The MP3 player is going mobile as a British company is about to launch what it says is the first digital music player for cars.

Hoping to follow in the footsteps of the popular Rio portable MP3 player, a British company is about to launch what it says is the first digital music player for the car.

MP3 (MPEG-3) is a digital audio format which allows consumers to download near-CD quality music from their PCs. Users can pick from an almost unlimited supply of legitimate and pirated music titles. Rio, manufactured by Diamond Multimedia, is a portable and relatively inexpensive MP3 player.

Diamond said recently it has already shipped over 100,000 units, since its launch late last year, despite a messy legal battle with the recording industry, which was seeking an injunction against Rio's distribution until better safeguards against piracy were in place.

Empeg has started production on Empeg Car, according to the company's Web site. Empeg Car, which runs on the Linux operating system, is powered by a 200-MHz StrongARM processor.

The removable stereo unit includes an FM radio receiver, and 2.1GB capacity to store up to 35 hours of music. Users download MP3 files from the PC to the stereo unit via the USB or serial port.

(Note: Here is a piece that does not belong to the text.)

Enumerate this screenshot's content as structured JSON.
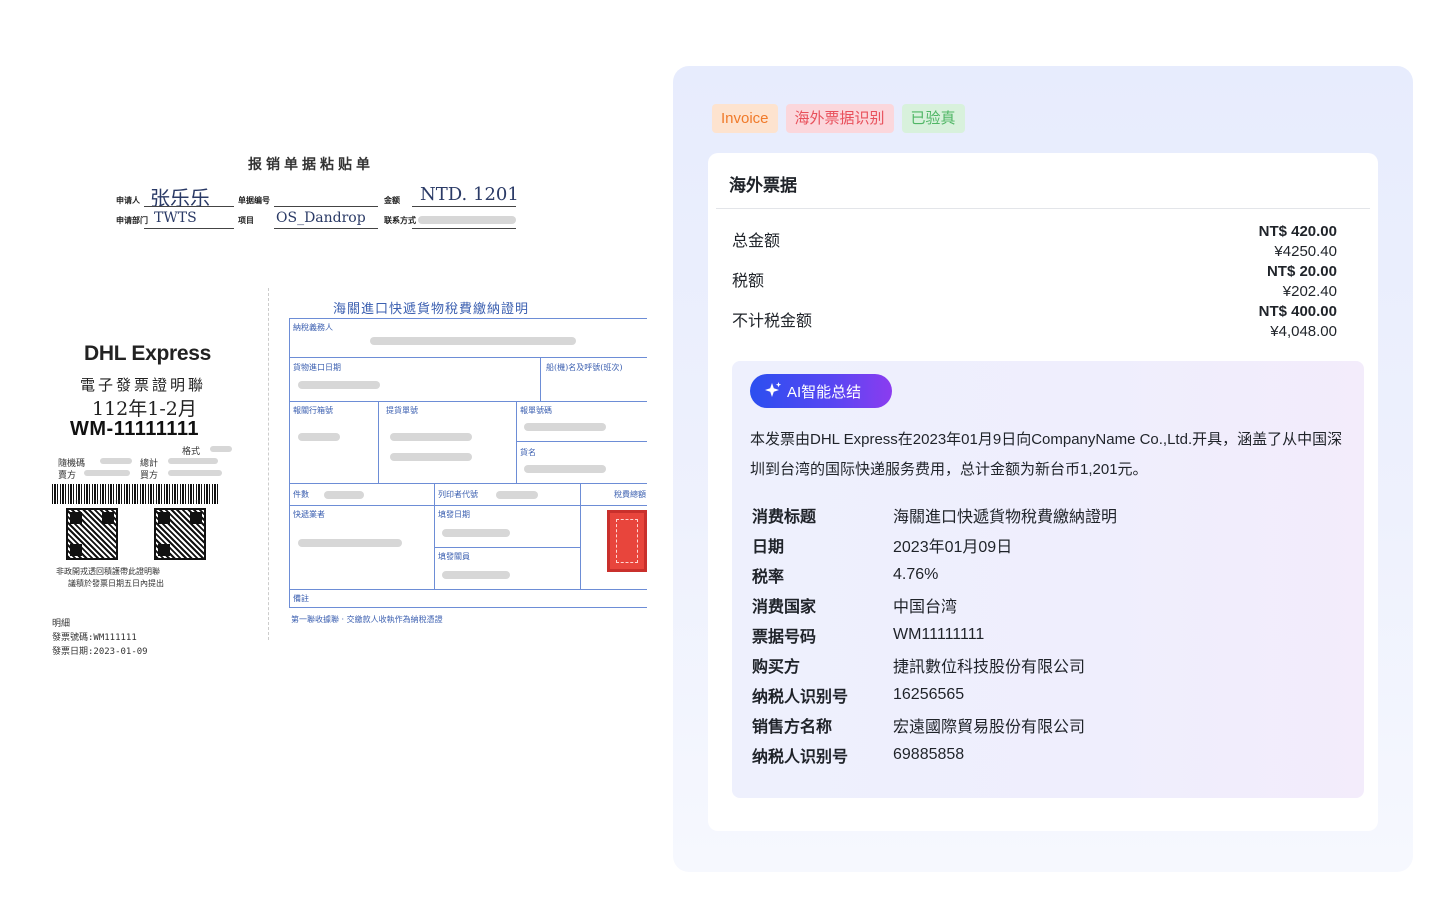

Empeg will begin shipping in late March. The Empeg Car Player with display, car mount, remote control, cables, and Windows-based software to download music titles will start at $999 for the 2.1GB version. The company is offering larger capacity models and other display colors.

"The initial design is to go in your car, but you can use it at home, on a boat...almost anywhere," according to the Empeg Web site.